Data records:
--*--

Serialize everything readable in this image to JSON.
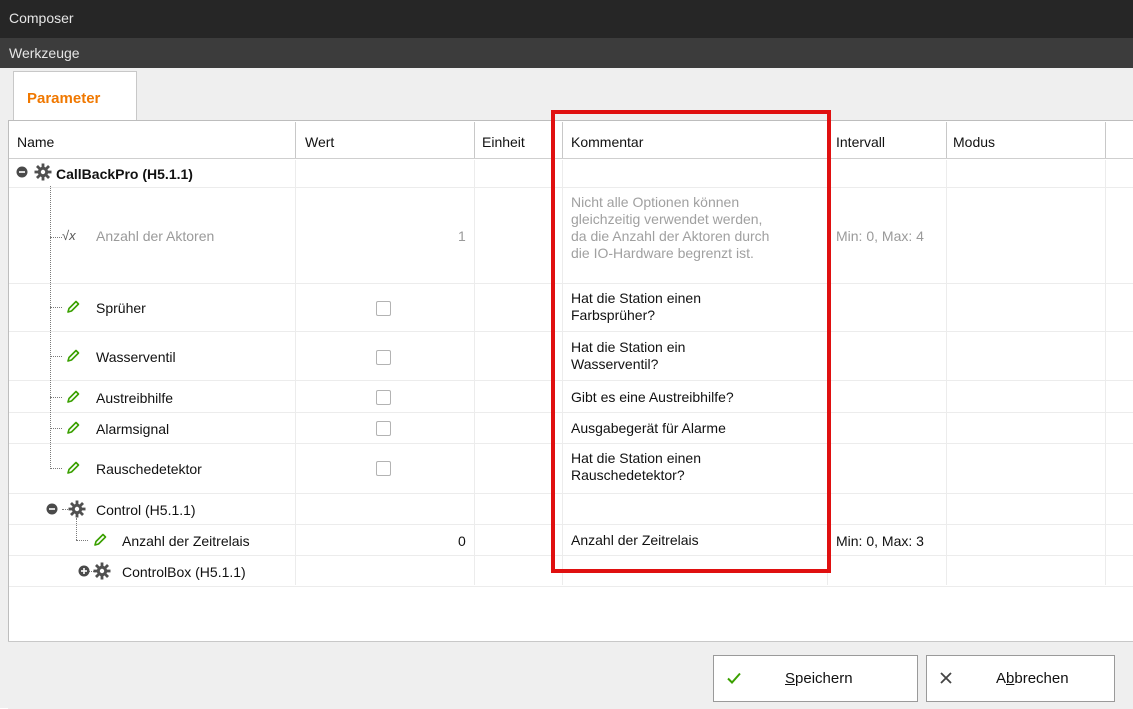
{
  "window": {
    "title": "Composer",
    "menu": "Werkzeuge"
  },
  "tab": {
    "label": "Parameter"
  },
  "columns": {
    "name": "Name",
    "wert": "Wert",
    "einheit": "Einheit",
    "kommentar": "Kommentar",
    "intervall": "Intervall",
    "modus": "Modus"
  },
  "rows": [
    {
      "name": "CallBackPro (H5.1.1)",
      "icon": "gear-icon",
      "expander": "collapse"
    },
    {
      "name": "Anzahl der Aktoren",
      "icon": "sqrt-x-icon",
      "value": "1",
      "comment": [
        "Nicht alle Optionen können",
        "gleichzeitig verwendet werden,",
        "da die Anzahl der Aktoren durch",
        "die IO-Hardware begrenzt ist."
      ],
      "interval": "Min: 0, Max: 4",
      "disabled": true
    },
    {
      "name": "Sprüher",
      "icon": "pencil-icon",
      "checked": false,
      "comment": [
        "Hat die Station einen",
        "Farbsprüher?"
      ]
    },
    {
      "name": "Wasserventil",
      "icon": "pencil-icon",
      "checked": false,
      "comment": [
        "Hat die Station ein",
        "Wasserventil?"
      ]
    },
    {
      "name": "Austreibhilfe",
      "icon": "pencil-icon",
      "checked": false,
      "comment": [
        "Gibt es eine Austreibhilfe?"
      ]
    },
    {
      "name": "Alarmsignal",
      "icon": "pencil-icon",
      "checked": false,
      "comment": [
        "Ausgabegerät für Alarme"
      ]
    },
    {
      "name": "Rauschedetektor",
      "icon": "pencil-icon",
      "checked": false,
      "comment": [
        "Hat die Station einen",
        "Rauschedetektor?"
      ]
    },
    {
      "name": "Control (H5.1.1)",
      "icon": "gear-icon",
      "expander": "collapse"
    },
    {
      "name": "Anzahl der Zeitrelais",
      "icon": "pencil-icon",
      "value": "0",
      "comment": [
        "Anzahl der Zeitrelais"
      ],
      "interval": "Min: 0, Max: 3"
    },
    {
      "name": "ControlBox (H5.1.1)",
      "icon": "gear-icon",
      "expander": "expand"
    }
  ],
  "buttons": {
    "save": {
      "pre": "",
      "mnemonic": "S",
      "post": "peichern",
      "icon": "check-icon"
    },
    "cancel": {
      "pre": "A",
      "mnemonic": "b",
      "post": "brechen",
      "icon": "x-icon"
    }
  },
  "colors": {
    "accent": "#f07800",
    "highlight": "#e01010",
    "check": "#3aa000",
    "pencil": "#3aa000"
  }
}
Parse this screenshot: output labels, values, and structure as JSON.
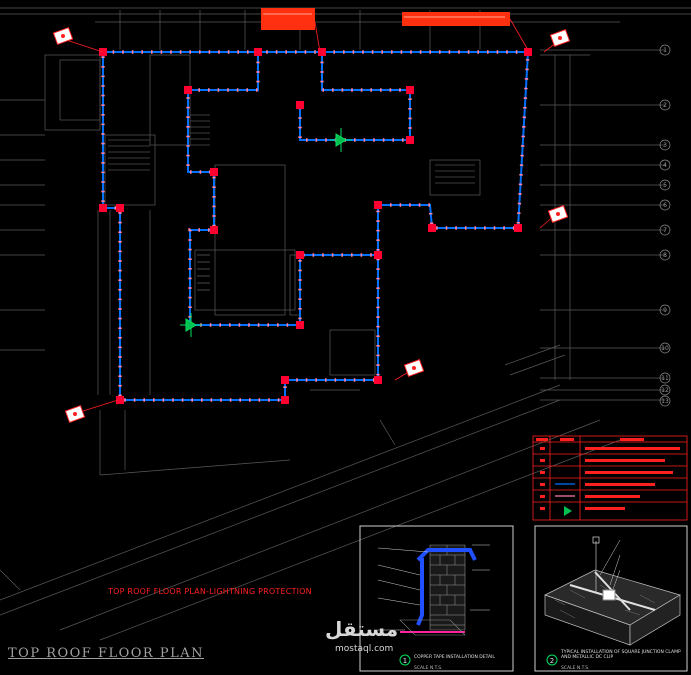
{
  "drawing": {
    "main_title": "TOP ROOF FLOOR PLAN-LIGHTNING PROTECTION",
    "plan_title": "TOP ROOF FLOOR PLAN",
    "grid_labels": [
      "1",
      "2",
      "3",
      "4",
      "5",
      "6",
      "7",
      "8",
      "9",
      "10",
      "11",
      "12",
      "13"
    ],
    "detail_1": {
      "number": "1",
      "caption": "COPPER TAPE INSTALLATION DETAIL",
      "scale": "SCALE N.T.S."
    },
    "detail_2": {
      "number": "2",
      "caption": "TYPICAL INSTALLATION OF SQUARE JUNCTION CLAMP AND METALLIC DC CLIP",
      "scale": "SCALE N.T.S."
    }
  },
  "watermark": {
    "arabic": "مستقل",
    "latin": "mostaql.com"
  },
  "colors": {
    "conductor": "#0070ff",
    "clip": "#ff80a0",
    "junction": "#ff0030",
    "air_terminal": "#00e060",
    "background": "#000000"
  }
}
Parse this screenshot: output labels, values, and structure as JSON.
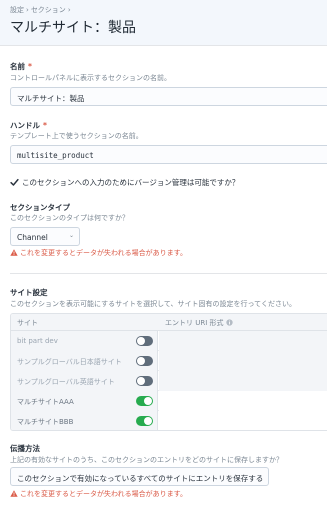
{
  "breadcrumb": [
    "設定",
    "セクション"
  ],
  "page_title": "マルチサイト：製品",
  "name_field": {
    "label": "名前",
    "required_mark": "*",
    "instructions": "コントロールパネルに表示するセクションの名前。",
    "value": "マルチサイト：製品"
  },
  "handle_field": {
    "label": "ハンドル",
    "required_mark": "*",
    "instructions": "テンプレート上で使うセクションの名前。",
    "value": "multisite_product"
  },
  "versioning": {
    "label": "このセクションへの入力のためにバージョン管理は可能ですか？",
    "checked": true
  },
  "section_type": {
    "label": "セクションタイプ",
    "instructions": "このセクションのタイプは何ですか？",
    "selected": "Channel",
    "warning": "これを変更するとデータが失われる場合があります。"
  },
  "site_settings": {
    "label": "サイト設定",
    "instructions": "このセクションを表示可能にするサイトを選択して、サイト固有の設定を行ってください。",
    "columns": [
      "サイト",
      "エントリ URI 形式"
    ],
    "rows": [
      {
        "site": "bit part dev",
        "enabled": false
      },
      {
        "site": "サンプルグローバル日本語サイト",
        "enabled": false
      },
      {
        "site": "サンプルグローバル英語サイト",
        "enabled": false
      },
      {
        "site": "マルチサイトAAA",
        "enabled": true
      },
      {
        "site": "マルチサイトBBB",
        "enabled": true
      }
    ]
  },
  "propagation": {
    "label": "伝播方法",
    "instructions": "上記の有効なサイトのうち、このセクションのエントリをどのサイトに保存しますか？",
    "selected": "このセクションで有効になっているすべてのサイトにエントリを保存する",
    "warning": "これを変更するとデータが失われる場合があります。"
  },
  "colors": {
    "accent_warning": "#da5a47",
    "toggle_on": "#27ab4f",
    "toggle_off": "#606d7b",
    "header_bg": "#f3f7fc"
  },
  "icons": {
    "breadcrumb_separator": "chevron-right-icon",
    "select_arrow": "chevron-down-icon",
    "warning": "warning-triangle-icon",
    "info": "info-icon",
    "checkbox": "checkmark-icon"
  }
}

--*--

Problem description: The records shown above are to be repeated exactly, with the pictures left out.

Solution below:
Serialize everything readable in this image to JSON.
{
  "window": {
    "title": "Composer",
    "menu": "Werkzeuge"
  },
  "tab": {
    "label": "Parameter"
  },
  "columns": {
    "name": "Name",
    "wert": "Wert",
    "einheit": "Einheit",
    "kommentar": "Kommentar",
    "intervall": "Intervall",
    "modus": "Modus"
  },
  "rows": [
    {
      "name": "CallBackPro (H5.1.1)",
      "icon": "gear-icon",
      "expander": "collapse"
    },
    {
      "name": "Anzahl der Aktoren",
      "icon": "sqrt-x-icon",
      "value": "1",
      "comment": [
        "Nicht alle Optionen können",
        "gleichzeitig verwendet werden,",
        "da die Anzahl der Aktoren durch",
        "die IO-Hardware begrenzt ist."
      ],
      "interval": "Min: 0, Max: 4",
      "disabled": true
    },
    {
      "name": "Sprüher",
      "icon": "pencil-icon",
      "checked": false,
      "comment": [
        "Hat die Station einen",
        "Farbsprüher?"
      ]
    },
    {
      "name": "Wasserventil",
      "icon": "pencil-icon",
      "checked": false,
      "comment": [
        "Hat die Station ein",
        "Wasserventil?"
      ]
    },
    {
      "name": "Austreibhilfe",
      "icon": "pencil-icon",
      "checked": false,
      "comment": [
        "Gibt es eine Austreibhilfe?"
      ]
    },
    {
      "name": "Alarmsignal",
      "icon": "pencil-icon",
      "checked": false,
      "comment": [
        "Ausgabegerät für Alarme"
      ]
    },
    {
      "name": "Rauschedetektor",
      "icon": "pencil-icon",
      "checked": false,
      "comment": [
        "Hat die Station einen",
        "Rauschedetektor?"
      ]
    },
    {
      "name": "Control (H5.1.1)",
      "icon": "gear-icon",
      "expander": "collapse"
    },
    {
      "name": "Anzahl der Zeitrelais",
      "icon": "pencil-icon",
      "value": "0",
      "comment": [
        "Anzahl der Zeitrelais"
      ],
      "interval": "Min: 0, Max: 3"
    },
    {
      "name": "ControlBox (H5.1.1)",
      "icon": "gear-icon",
      "expander": "expand"
    }
  ],
  "buttons": {
    "save": {
      "pre": "",
      "mnemonic": "S",
      "post": "peichern",
      "icon": "check-icon"
    },
    "cancel": {
      "pre": "A",
      "mnemonic": "b",
      "post": "brechen",
      "icon": "x-icon"
    }
  },
  "colors": {
    "accent": "#f07800",
    "highlight": "#e01010",
    "check": "#3aa000",
    "pencil": "#3aa000"
  }
}
Parse this screenshot: output labels, values, and structure as JSON.
{
  "drawing": {
    "main_title": "TOP ROOF FLOOR PLAN-LIGHTNING PROTECTION",
    "plan_title": "TOP ROOF FLOOR PLAN",
    "grid_labels": [
      "1",
      "2",
      "3",
      "4",
      "5",
      "6",
      "7",
      "8",
      "9",
      "10",
      "11",
      "12",
      "13"
    ],
    "detail_1": {
      "number": "1",
      "caption": "COPPER TAPE INSTALLATION DETAIL",
      "scale": "SCALE N.T.S."
    },
    "detail_2": {
      "number": "2",
      "caption": "TYPICAL INSTALLATION OF SQUARE JUNCTION CLAMP AND METALLIC DC CLIP",
      "scale": "SCALE N.T.S."
    }
  },
  "watermark": {
    "arabic": "مستقل",
    "latin": "mostaql.com"
  },
  "colors": {
    "conductor": "#0070ff",
    "clip": "#ff80a0",
    "junction": "#ff0030",
    "air_terminal": "#00e060",
    "background": "#000000"
  }
}
Parse this screenshot: output labels, values, and structure as JSON.
{
  "breadcrumb": [
    "設定",
    "セクション"
  ],
  "page_title": "マルチサイト：製品",
  "name_field": {
    "label": "名前",
    "required_mark": "*",
    "instructions": "コントロールパネルに表示するセクションの名前。",
    "value": "マルチサイト：製品"
  },
  "handle_field": {
    "label": "ハンドル",
    "required_mark": "*",
    "instructions": "テンプレート上で使うセクションの名前。",
    "value": "multisite_product"
  },
  "versioning": {
    "label": "このセクションへの入力のためにバージョン管理は可能ですか？",
    "checked": true
  },
  "section_type": {
    "label": "セクションタイプ",
    "instructions": "このセクションのタイプは何ですか？",
    "selected": "Channel",
    "warning": "これを変更するとデータが失われる場合があります。"
  },
  "site_settings": {
    "label": "サイト設定",
    "instructions": "このセクションを表示可能にするサイトを選択して、サイト固有の設定を行ってください。",
    "columns": [
      "サイト",
      "エントリ URI 形式"
    ],
    "rows": [
      {
        "site": "bit part dev",
        "enabled": false
      },
      {
        "site": "サンプルグローバル日本語サイト",
        "enabled": false
      },
      {
        "site": "サンプルグローバル英語サイト",
        "enabled": false
      },
      {
        "site": "マルチサイトAAA",
        "enabled": true
      },
      {
        "site": "マルチサイトBBB",
        "enabled": true
      }
    ]
  },
  "propagation": {
    "label": "伝播方法",
    "instructions": "上記の有効なサイトのうち、このセクションのエントリをどのサイトに保存しますか？",
    "selected": "このセクションで有効になっているすべてのサイトにエントリを保存する",
    "warning": "これを変更するとデータが失われる場合があります。"
  },
  "colors": {
    "accent_warning": "#da5a47",
    "toggle_on": "#27ab4f",
    "toggle_off": "#606d7b",
    "header_bg": "#f3f7fc"
  },
  "icons": {
    "breadcrumb_separator": "chevron-right-icon",
    "select_arrow": "chevron-down-icon",
    "warning": "warning-triangle-icon",
    "info": "info-icon",
    "checkbox": "checkmark-icon"
  }
}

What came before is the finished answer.